BEGIN

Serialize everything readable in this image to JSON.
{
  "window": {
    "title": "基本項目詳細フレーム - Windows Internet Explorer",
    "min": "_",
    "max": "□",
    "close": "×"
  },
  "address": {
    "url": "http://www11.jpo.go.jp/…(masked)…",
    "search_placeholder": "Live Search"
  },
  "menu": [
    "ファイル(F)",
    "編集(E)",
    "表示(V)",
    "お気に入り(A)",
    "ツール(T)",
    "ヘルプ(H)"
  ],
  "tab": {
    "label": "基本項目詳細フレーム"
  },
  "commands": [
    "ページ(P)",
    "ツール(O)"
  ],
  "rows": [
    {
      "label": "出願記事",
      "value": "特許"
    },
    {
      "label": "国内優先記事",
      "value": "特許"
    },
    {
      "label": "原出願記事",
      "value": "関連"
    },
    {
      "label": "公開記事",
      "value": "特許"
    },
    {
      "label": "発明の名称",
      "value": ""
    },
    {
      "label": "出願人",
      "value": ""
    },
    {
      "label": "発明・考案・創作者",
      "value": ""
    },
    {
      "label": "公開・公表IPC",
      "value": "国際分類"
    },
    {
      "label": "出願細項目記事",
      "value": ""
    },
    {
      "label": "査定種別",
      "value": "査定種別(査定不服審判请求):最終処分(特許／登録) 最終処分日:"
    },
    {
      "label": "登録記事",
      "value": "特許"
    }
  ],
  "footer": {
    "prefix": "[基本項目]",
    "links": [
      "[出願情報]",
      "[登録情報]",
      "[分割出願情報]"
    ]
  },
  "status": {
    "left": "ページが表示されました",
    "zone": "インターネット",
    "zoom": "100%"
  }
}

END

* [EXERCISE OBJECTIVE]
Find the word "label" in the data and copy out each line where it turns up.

* [OUTPUT FOR THIS EXERCISE]
    "label": "基本項目詳細フレーム"
      "label": "出願記事",
      "label": "国内優先記事",
      "label": "原出願記事",
      "label": "公開記事",
      "label": "発明の名称",
      "label": "出願人",
      "label": "発明・考案・創作者",
      "label": "公開・公表IPC",
      "label": "出願細項目記事",
      "label": "査定種別",
      "label": "登録記事",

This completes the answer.